But perhaps the most important solution that I am suggesting today is that policymakers move forward with the difficult decisions that will affect the future of the mortgage market. To be sure, important issues need to be addressed and hard questions remain to be answered. It will not be easy to decide what to do about the GSEs, or how best to promote a robust secondary market, or what form crucial regulations should ultimately take. And it is unlikely that anyone will fully agree with the final decisions that are made. Nevertheless, until these tough decisions are made, uncertainties will continue to hinder access to credit, the evolution of the mortgage finance system, and the ultimate recovery in the housing market. I don't want to diminish the importance of any individual policy decision, but I do believe that the most important prescription for the housing market is for these decisions to be made and the path for the future of housing finance to be set. It's time to start choosing that path.


1. For example, see Elizabeth A. Duke (2012), "Economic Developments, Risks to the Outlook, and Housing Market Policies," speech delivered at "2012 Financial Forecast," an event sponsored by the Virginia Bankers Association and the Virginia Chamber of Commerce, held in Richmond, Va., January 6; and Elizabeth A. Duke (2011), "Rebalancing the Housing Market," speech delivered at "The Housing Market Going Forward: Lessons Learned from the Recent Crisis," a policy forum sponsored by the Board of Governors of the Federal Reserve System, September 1. Return to text

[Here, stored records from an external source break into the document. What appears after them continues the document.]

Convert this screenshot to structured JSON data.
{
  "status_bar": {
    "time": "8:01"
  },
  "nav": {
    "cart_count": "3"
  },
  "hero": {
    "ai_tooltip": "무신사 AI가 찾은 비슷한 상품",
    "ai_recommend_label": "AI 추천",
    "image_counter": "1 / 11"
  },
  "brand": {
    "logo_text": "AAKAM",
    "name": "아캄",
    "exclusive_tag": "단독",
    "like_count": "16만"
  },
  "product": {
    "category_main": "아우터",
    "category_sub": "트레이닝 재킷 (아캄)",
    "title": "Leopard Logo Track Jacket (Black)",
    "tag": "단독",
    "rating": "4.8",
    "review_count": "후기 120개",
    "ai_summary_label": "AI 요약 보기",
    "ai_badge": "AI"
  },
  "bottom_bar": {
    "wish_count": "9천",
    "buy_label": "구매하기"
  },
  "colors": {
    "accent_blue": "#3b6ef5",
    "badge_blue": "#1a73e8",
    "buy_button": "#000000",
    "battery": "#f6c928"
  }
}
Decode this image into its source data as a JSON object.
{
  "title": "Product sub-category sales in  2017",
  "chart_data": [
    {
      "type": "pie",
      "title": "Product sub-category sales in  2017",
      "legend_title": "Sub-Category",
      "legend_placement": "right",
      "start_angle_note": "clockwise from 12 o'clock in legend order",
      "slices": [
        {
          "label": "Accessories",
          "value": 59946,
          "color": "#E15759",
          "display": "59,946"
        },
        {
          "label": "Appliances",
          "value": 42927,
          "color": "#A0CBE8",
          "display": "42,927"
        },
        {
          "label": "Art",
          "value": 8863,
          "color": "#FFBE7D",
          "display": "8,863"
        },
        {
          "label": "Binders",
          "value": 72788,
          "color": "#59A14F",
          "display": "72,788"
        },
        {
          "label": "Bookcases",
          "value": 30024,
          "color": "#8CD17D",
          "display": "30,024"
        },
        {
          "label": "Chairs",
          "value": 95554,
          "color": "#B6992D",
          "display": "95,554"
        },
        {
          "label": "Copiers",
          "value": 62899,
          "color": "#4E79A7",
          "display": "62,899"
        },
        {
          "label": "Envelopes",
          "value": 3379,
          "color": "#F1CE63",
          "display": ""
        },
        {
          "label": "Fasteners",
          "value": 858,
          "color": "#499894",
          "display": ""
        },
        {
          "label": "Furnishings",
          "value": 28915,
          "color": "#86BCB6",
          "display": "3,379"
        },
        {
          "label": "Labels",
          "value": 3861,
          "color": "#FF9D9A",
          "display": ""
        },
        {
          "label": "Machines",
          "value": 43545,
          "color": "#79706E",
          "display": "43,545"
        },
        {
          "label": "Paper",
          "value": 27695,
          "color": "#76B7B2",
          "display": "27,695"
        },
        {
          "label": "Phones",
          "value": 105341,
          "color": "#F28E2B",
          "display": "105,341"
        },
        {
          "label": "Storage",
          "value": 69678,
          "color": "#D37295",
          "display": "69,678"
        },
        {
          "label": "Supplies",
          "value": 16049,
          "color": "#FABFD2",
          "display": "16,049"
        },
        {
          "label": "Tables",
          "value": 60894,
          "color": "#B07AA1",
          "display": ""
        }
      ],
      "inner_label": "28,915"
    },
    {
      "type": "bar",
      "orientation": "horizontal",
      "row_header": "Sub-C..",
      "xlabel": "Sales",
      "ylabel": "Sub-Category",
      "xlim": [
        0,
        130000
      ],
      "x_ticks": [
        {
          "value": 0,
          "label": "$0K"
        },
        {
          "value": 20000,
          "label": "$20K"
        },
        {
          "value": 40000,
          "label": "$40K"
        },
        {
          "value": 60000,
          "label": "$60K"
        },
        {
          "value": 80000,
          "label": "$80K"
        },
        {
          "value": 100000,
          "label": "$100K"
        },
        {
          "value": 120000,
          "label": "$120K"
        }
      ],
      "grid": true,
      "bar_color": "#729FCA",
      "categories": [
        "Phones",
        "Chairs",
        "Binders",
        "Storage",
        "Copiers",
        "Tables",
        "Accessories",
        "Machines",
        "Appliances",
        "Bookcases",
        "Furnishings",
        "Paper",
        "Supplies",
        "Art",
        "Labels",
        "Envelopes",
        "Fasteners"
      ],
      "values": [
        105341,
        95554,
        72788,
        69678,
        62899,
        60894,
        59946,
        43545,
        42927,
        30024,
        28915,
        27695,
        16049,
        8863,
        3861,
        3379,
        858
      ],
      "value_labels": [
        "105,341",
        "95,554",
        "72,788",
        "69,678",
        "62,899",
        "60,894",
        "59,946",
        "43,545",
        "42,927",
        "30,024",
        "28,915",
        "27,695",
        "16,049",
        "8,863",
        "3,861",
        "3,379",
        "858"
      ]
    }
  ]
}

2. The SLOOS is available on the Board's website. Return to text

Last Update: May 15, 2012